The UFC was originally built on a one-night tournament format back in 1993. And while those days are obviously long gone, Saturday’s UFC 238 feels like a bit of a throwback — at least as far as the bantamweight division is concerned.
This weekend will see the UFC’s first 135-pound title fight since former champion TJ Dillashaw was stripped of his belt because of a failed drug test. Flyweight champion Henry Cejudo will move up in weight to face Marlon Moraes for the vacant strap.
How will the results of these three fights affect one another? And what’s really at stake in each? ESPN is here to help sort out this mini “tournament.”
Gilbert Melendez breaks down how Henry Cejudo’s stance could play a factor vs. Marlon Moraes. Order UFC 238 on ESPN+ https://plus.espn.com/ufc/ppv
Henry Cejudo (14-2) vs. Marlon Moraes (22-5-1)
Why this matchup?
Once news broke that Dillashaw was suspended through 2021, this was the obvious call. Cejudo was already in talks about moving up in weight, and Moraes was clearly the No. 1 contender. In fact, if there was a silver lining in Dillashaw’s disappointing suspension, it was that Moraes wouldn’t have to wait for his title opportunity, because he’s more than deserving. The Brazilian has finished his past three opponents inside the first round.
What’s at stake for Cejudo?
This is a “legacy” type fight for Cejudo. In case you haven’t heard, this man enjoys reminding people he won an Olympic gold medal in wrestling. He also likes to bring up his win over the great Demetrious Johnson in 2018, as well as his first-round knockout over Dillashaw at 125 pounds in January. A second belt would further raise Cejudo’s profile, which, in turn, could raise something else: the figures on his paychecks.
What’s at stake for Moraes?
Moraes has been virtually perfect since 2012. The former WSOF champion’s only loss in 17 fights during that stretch came to Raphael Assuncao in a razor-thin split decision in Moraes’ UFC debut. From the moment Moraes signed with the UFC in 2017, he was pegged as a potential champ. A win would obviously make good on all those early expectations.
Style breakdown: Cejudo is coming off the two biggest wins of his career, and he didn’t rely on his wrestling too much in either one. It will be interesting to see if he reverts to his base. Cejudo is a good boxer and he’s very durable, but even he will have to respect Moraes’ power. Moraes’ kickboxing has to be considered the most feared stand-up attack in the division.
Jimmie Rivera (22-3) vs. Petr Yan (12-1)
Why this matchup?

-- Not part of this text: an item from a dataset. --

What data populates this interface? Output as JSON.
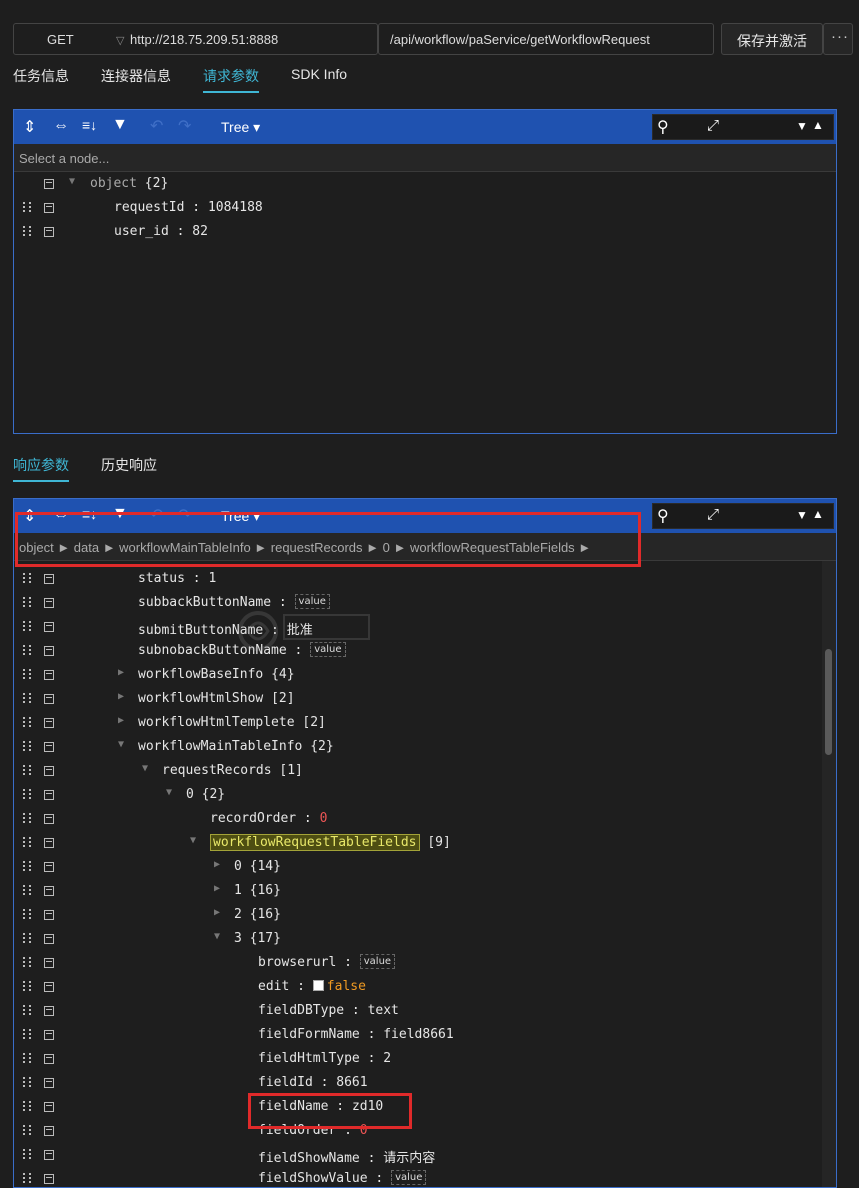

Because Yan needed a high-profile fight, and Rivera was in no position to turn it down. Rivera is a top-10 bantamweight, but he has lost two of his past three and he looked a little uninspiring in his most recent bout — a unanimous 30-27 loss to Aljamain Sterling in February. This is your classic “established veteran” vs. “hot, new kid on the block” matchup.
What’s at stake for Rivera?
Relevance. That might sound harsh for a guy who is only three bouts removed from a 20-fight win streak, but it’s the truth. Bantamweight is a dynamic division right now. There are a lot of names fighting for that spotlight. Rivera isn’t in danger of disappearing completely, but if he cedes the spotlight here to Yan, he’s looking at a long road if he’s ever going to gain it back.
What’s at stake for Yan?
That fresh, new car smell. Yan is 26 years old. He’s confident and he’s exciting. He’s also fun to watch. He’s the kind of prospect the UFC will get behind more and more with each win. If Yan gets a win here, the UFC will almost certainly look to book him against a popular name — fighters like Dominick Cruz, Cody Garbrandt, John Lineker — in a high-exposure spot.
Style breakdown: As you might have guessed, Yan’s style is very fan friendly. It’s one reason the UFC is high on him. He’s an explosive striker who isn’t afraid to let his hands go. Rivera is a well-rounded opponent with loads of experience but less finishing ability. The more measured this fight plays out, the better it is for Rivera. If he loses control of it, he might not get it back.
Top bantamweight contenders Pedro Munhoz and Aljamain Sterling have had a war of words ahead of their UFC 238 bout. For more UFC on ESPN+, sign up here http://plus.espn.com/ufc.
Aljamain Sterling (17-3) vs. Pedro Munhoz (18-3)
Why this matchup?
Rankings. Munhoz and Sterling are the No. 4 and No. 5 bantamweights in the world, according to ESPN.com. They are both on three-fight win streaks and a collective 10-2 since 2017. The UFC has not publicly declared this a No. 1 contender’s bout, but based on rankings alone, that’s exactly what it is.
What’s at stake for Sterling?
Maybe a title shot, but for sure an opportunity to prove he has graduated from “promising youngster” to “legitimate title threat.” Pundits have swooned over Sterling’s potential for years, but he has been a little slow to fully recognize it. At 29, however, Sterling appears to be on fire. For my money, he has been one of the most improved fighters in the entire sport in recent years. If he beats Munhoz, and does so soundly, Sterling could be a trendy pick to win a UFC championship before the end of the year.
What’s at stake for Munhoz?
Noise. That has been Munhoz’s problem, historically. He has been fighting in the UFC for more than five years, and just doesn’t have the name recognition to show for it. He has suffered only three losses in the Octagon, but every loss sets him back a little further than most because he doesn’t have the luxury of notoriety. But this time, he and Sterling have gone back and forth a little bit in the headlines, and everyone recognizes this as a significant fight in the division. This is his chance to make some noise.
Style breakdown: One of the reasons everyone was so high on Sterling early is he’s a potential matchup problem for anyone. He has size for the division, and length. He’s a physical grappler, but he has speed to go along with it. And his endurance isn’t an issue. Recently, his experience and ability to blend everything together seems to have caught up to his raw gifts. Munhoz is an underrated striker though, and a Brazilian Jiu-Jitsu black belt. This is a very close fight on paper.